This story originally appeared in the Feb. 13, 2017, issue of Sports Illustrated. Subscribe to the magazine here.

The six Swanigan children were all substantial, and they were nicknamed accordingly. First came Fat Cat (Carl Jr.), then Ice Cream (Corey), Fat and Sug (twins Crystal and Candance), Applehead Cut The Bull (Courtland) and, finally, Biggie (Caleb), the largest of Tanya's babies at 24 inches, nine pounds and three ounces. He kept growing into his name, standing 6' 2" and weighing 360 pounds by age 13, and now Biggie was listening to his new guardian, Roosevelt (Rose) Barnes, tell him something preposterously grandiose as they worked out on an indoor court in Fort Wayne, Ind., during the summer of 2011.

"You're the best power forward in the world! Nobody can stop you!"

Biggie rolled his eyes. His vertical was a few inches, max, and if asked to run, all he could do was shuffle. But Barnes, a sports agent who played baseball, basketball and football at Purdue and then spent four seasons as a linebacker with the Lions, wanted Biggie to believe in his potential. So as they went through a progression of baby hooks, drop-steps and the like, Barnes instructed his protege, "Say it back to me: I'm the best power forward in the world.

"Come on. Say it."

Reluctantly, Biggie gave in. Two weeks earlier Carl Jr. had persuaded him to fly from Salt Lake City to Fort Wayne to live with Barnes. The family had met Barnes in Indiana in 2003, after they'd fled Utah on a bus with Tanya, who was seeking refuge from their father, Carl Sr., in a domestic violence shelter. "What I endured was horrific," Tanya says, "and I did my best to keep our heads above water." But theirs was a nomadic existence among apartments and shelters in Utah and Indiana. Carl Jr. wanted Barnes to adopt Biggie, to give him stability and a shot at the NBA.
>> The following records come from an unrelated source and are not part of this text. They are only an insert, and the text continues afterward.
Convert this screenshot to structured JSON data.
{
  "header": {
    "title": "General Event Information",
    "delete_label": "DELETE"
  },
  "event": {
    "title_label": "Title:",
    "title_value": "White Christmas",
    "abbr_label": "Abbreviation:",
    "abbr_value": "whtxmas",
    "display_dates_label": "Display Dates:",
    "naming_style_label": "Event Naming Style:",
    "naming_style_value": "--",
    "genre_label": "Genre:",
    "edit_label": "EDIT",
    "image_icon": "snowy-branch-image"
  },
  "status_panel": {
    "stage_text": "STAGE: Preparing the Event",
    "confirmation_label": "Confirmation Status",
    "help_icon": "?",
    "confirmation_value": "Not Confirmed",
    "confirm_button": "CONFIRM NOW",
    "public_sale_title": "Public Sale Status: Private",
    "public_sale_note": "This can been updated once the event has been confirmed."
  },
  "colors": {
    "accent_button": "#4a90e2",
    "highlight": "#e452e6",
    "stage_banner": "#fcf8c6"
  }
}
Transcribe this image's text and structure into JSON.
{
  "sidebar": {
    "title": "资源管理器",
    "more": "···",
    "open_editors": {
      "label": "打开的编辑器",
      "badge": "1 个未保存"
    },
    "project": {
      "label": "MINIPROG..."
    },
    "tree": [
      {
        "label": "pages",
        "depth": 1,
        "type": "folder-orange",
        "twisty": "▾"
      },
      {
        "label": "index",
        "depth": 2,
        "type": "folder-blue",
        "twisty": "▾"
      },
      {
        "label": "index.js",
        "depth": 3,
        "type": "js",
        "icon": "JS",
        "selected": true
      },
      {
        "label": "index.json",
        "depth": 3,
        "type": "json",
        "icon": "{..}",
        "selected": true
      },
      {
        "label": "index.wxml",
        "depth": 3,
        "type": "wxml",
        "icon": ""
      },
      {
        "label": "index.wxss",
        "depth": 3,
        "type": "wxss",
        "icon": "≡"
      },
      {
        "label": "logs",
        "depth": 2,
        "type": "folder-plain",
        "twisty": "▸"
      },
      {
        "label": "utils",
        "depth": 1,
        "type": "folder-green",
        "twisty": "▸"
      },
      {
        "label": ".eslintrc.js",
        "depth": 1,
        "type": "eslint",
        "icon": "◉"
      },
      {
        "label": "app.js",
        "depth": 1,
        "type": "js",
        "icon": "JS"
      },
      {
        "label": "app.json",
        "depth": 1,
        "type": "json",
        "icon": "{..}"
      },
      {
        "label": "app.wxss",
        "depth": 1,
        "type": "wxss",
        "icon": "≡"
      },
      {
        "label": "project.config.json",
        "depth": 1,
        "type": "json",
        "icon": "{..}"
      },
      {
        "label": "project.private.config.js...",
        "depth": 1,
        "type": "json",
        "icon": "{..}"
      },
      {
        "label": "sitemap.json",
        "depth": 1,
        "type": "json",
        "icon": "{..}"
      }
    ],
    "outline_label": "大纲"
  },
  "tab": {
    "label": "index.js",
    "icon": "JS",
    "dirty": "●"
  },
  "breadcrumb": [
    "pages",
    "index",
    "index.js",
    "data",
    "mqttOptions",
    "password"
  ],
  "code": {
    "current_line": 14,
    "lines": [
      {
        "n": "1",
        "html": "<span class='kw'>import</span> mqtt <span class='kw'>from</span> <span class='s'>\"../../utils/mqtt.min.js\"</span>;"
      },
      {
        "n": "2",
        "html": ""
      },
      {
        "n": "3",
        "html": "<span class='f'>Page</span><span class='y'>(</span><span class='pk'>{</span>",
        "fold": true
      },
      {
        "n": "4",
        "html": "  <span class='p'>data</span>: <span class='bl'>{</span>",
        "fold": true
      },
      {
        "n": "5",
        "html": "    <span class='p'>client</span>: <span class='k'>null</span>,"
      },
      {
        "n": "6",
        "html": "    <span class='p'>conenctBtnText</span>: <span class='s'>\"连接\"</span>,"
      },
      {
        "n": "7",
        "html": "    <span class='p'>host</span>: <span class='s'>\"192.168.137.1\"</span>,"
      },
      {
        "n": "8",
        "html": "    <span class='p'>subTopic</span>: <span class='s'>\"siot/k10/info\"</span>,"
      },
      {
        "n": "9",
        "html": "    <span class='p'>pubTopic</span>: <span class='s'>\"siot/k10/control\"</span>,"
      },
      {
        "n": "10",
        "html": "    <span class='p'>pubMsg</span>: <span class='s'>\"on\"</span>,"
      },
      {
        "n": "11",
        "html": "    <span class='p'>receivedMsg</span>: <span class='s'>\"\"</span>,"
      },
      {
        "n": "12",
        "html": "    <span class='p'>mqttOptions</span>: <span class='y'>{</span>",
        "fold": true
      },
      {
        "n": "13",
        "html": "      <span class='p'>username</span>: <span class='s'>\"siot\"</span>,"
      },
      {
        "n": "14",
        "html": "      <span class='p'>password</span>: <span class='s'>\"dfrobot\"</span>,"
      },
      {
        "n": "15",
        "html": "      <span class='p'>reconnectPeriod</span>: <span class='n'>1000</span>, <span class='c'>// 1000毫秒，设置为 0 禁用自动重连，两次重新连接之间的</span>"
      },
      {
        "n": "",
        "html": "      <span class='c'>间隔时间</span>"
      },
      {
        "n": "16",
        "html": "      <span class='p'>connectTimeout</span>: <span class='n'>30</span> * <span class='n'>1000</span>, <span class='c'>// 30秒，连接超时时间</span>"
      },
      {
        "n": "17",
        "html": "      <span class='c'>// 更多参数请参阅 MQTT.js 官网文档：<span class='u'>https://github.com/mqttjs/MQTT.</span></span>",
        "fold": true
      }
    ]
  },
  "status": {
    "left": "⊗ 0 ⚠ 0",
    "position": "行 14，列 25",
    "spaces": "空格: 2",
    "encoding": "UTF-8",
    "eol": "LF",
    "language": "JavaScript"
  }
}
Biggie had emerged from the Fort Wayne airport that June carrying all his possessions in a single duffel bag, waddling toward Barnes's car in his one good outfit: a shirt, tie and khakis. He was a full two inches shorter and 100 pounds heavier than Fat Cat had described over the phone. After Biggie quickly became exhausted in their first workout, Barnes took him to a cardiologist to check if he had heart problems. Biggie passed all the stress tests, and this gave Barnes the assurance he needed to proceed: "He's not going to die."

That was where Project Biggie began, and six years later Caleb Swanigan is 6' 9" and-after strict dieting and relentless training-250 pounds. He arrived at Purdue in the fall of 2015 as a McDonald's All-American after graduating from Fort Wayne's Homestead High in just three years, then averaged 10.2 points and 8.3 rebounds for a Boilermakers team that was upset by Arkansas-Little Rock in the first round of the NCAA tournament. He has since made the leap from solid freshman starter to dominant sophomore force, with statistical production at a level not seen since Blake Griffin's sophomore season at Oklahoma, in 2008-09.

Averaging 19.0 points and 12.8 rebounds for the No. 16 Boilermakers, Biggie is a near-lock to be first-team All-America. He has 21 double doubles in 25 games (including four with at least 20 points and 20 rebounds); the highest defensive rebound percentage (33.2%) by a major-conference player in's database; and a chance to become the first since Griffin to average 13 boards in this millennium.

Biggie can now use brute force to score on the block and a soft touch to make threes, and he can pass deftly out of the post or in high-low situations. He is not yet the best power forward in the world, but he has become the best one in college basketball, where no one, this season, has been able to stop him.

Biggie has always been Biggie, but his story is a series of transformations, some as public as his shrinking waistline, some as private as what happened last September, when a guest speaker came to address the Boilermakers in their film room at Mackey Arena.

Chris Herren was a 1990s phenom at Fresno State whose story of drug addiction and recovery was the subject of a 2011 ESPN documentary. Herren has spoken to hundreds of teams since, and while he encourages his audiences to engage, he says it's rare for college players to show much vulnerability. But at Purdue, as Herren talked about putting his alcoholic father in rehab and repairing his relationship with his high-school-age son-how he is trying to do the right things but knows there were many ways he failed-it hit Biggie right in the heart.

"Your son definitely does appreciate you," Biggie told Herren. "I lost my father to addiction; I know what it's like to see someone never make it back from that side. For you to make it back for him...."